═════ THE INPUT

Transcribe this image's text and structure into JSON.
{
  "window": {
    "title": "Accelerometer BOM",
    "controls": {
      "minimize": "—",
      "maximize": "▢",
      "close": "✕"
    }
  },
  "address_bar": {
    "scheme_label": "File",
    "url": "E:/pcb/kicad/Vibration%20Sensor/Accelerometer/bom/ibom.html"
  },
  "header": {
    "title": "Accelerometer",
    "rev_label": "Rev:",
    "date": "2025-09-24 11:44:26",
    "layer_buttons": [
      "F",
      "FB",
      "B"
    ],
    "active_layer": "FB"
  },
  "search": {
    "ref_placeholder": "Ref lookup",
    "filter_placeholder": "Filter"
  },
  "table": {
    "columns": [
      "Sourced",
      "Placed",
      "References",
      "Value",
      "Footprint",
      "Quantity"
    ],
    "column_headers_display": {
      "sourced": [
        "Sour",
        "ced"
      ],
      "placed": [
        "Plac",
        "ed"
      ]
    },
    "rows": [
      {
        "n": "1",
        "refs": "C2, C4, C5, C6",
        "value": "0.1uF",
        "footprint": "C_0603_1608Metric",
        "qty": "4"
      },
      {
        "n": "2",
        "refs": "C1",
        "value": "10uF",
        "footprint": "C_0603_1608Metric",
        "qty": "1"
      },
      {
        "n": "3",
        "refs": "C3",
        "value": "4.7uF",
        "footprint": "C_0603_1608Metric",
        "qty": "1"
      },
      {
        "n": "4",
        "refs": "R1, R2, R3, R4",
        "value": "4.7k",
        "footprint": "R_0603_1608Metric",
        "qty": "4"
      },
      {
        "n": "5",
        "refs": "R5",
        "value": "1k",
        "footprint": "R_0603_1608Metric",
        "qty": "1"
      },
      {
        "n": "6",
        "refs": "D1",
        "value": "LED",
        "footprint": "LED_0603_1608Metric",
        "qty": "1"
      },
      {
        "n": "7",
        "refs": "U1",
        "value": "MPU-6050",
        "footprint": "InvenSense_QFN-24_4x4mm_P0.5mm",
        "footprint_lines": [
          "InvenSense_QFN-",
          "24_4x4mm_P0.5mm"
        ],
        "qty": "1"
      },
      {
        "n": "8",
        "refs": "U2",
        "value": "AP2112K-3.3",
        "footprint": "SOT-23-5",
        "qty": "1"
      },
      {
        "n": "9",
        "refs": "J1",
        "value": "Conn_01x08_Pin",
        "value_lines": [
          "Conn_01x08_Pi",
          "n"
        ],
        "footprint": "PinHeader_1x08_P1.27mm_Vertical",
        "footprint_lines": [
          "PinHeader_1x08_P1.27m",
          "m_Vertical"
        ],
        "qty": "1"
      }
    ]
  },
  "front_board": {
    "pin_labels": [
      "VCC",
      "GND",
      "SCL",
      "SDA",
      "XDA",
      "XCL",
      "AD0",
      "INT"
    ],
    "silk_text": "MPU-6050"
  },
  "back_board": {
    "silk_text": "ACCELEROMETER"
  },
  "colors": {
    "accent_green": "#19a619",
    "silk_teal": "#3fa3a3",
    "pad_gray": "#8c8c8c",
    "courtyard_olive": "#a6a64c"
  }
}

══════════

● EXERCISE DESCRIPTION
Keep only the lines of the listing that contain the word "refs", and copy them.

● WRITTEN ANSWER
        "refs": "C2, C4, C5, C6",
        "refs": "C1",
        "refs": "C3",
        "refs": "R1, R2, R3, R4",
        "refs": "R5",
        "refs": "D1",
        "refs": "U1",
        "refs": "U2",
        "refs": "J1",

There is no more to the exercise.